### EXERCISE DIRECTIONS:
In the data below, find every line that has the string "pour", and copy it.

* * *

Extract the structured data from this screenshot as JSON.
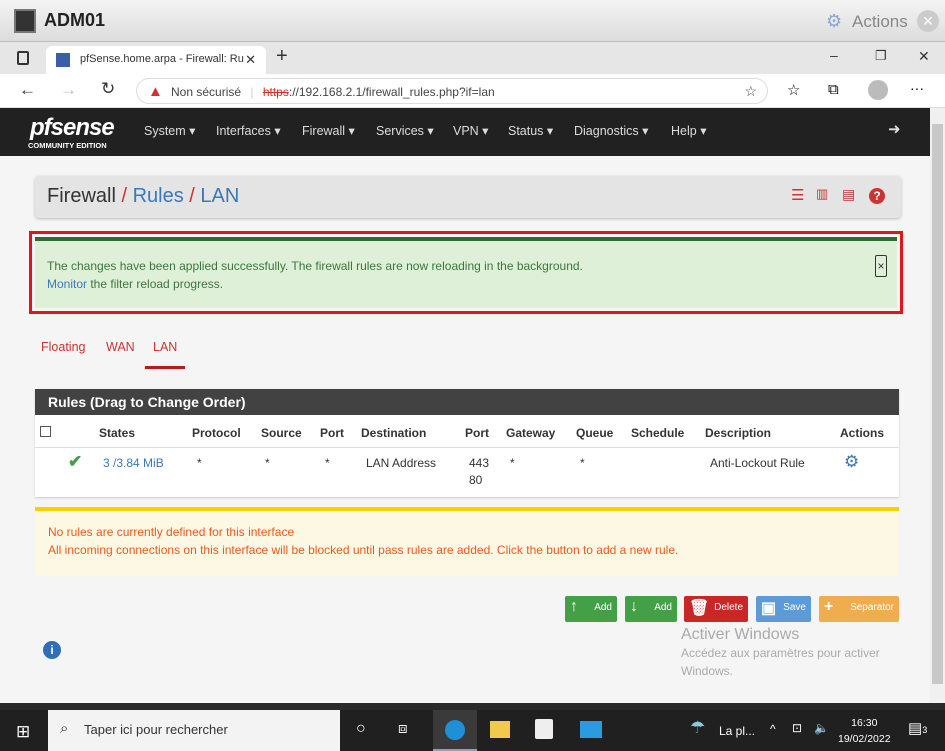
{
  "window": {
    "title": "ADM01",
    "actions_label": "Actions"
  },
  "browser": {
    "tab_title": "pfSense.home.arpa - Firewall: Ru",
    "security_label": "Non sécurisé",
    "url_scheme": "https",
    "url_rest": "://192.168.2.1/firewall_rules.php?if=lan"
  },
  "nav": {
    "logo": "pfsense",
    "logo_sub": "COMMUNITY EDITION",
    "items": [
      "System",
      "Interfaces",
      "Firewall",
      "Services",
      "VPN",
      "Status",
      "Diagnostics",
      "Help"
    ]
  },
  "breadcrumb": {
    "root": "Firewall",
    "sep": "/",
    "items": [
      "Rules",
      "LAN"
    ]
  },
  "alert": {
    "message": "The changes have been applied successfully. The firewall rules are now reloading in the background.",
    "link": "Monitor",
    "link_suffix": " the filter reload progress."
  },
  "tabs": [
    {
      "label": "Floating",
      "active": false
    },
    {
      "label": "WAN",
      "active": false
    },
    {
      "label": "LAN",
      "active": true
    }
  ],
  "rules_panel": {
    "title": "Rules (Drag to Change Order)",
    "columns": [
      "States",
      "Protocol",
      "Source",
      "Port",
      "Destination",
      "Port",
      "Gateway",
      "Queue",
      "Schedule",
      "Description",
      "Actions"
    ],
    "rows": [
      {
        "states": "3 /3.84 MiB",
        "protocol": "*",
        "source": "*",
        "port": "*",
        "destination": "LAN Address",
        "dest_port_1": "443",
        "dest_port_2": "80",
        "gateway": "*",
        "queue": "*",
        "schedule": "",
        "description": "Anti-Lockout Rule"
      }
    ]
  },
  "warning": {
    "line1": "No rules are currently defined for this interface",
    "line2": "All incoming connections on this interface will be blocked until pass rules are added. Click the button to add a new rule."
  },
  "buttons": [
    {
      "label": "Add",
      "color": "#43a047"
    },
    {
      "label": "Add",
      "color": "#43a047"
    },
    {
      "label": "Delete",
      "color": "#c62828"
    },
    {
      "label": "Save",
      "color": "#5c9bd8"
    },
    {
      "label": "Separator",
      "color": "#f0ad4e"
    }
  ],
  "activation": {
    "title": "Activer Windows",
    "text1": "Accédez aux paramètres pour activer",
    "text2": "Windows."
  },
  "taskbar": {
    "search_placeholder": "Taper ici pour rechercher",
    "weather": "La pl...",
    "time": "16:30",
    "date": "19/02/2022",
    "notif_count": "3"
  }
}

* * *

### FINAL ANSWER:
    "text1": "Accédez aux paramètres pour activer",
    "search_placeholder": "Taper ici pour rechercher",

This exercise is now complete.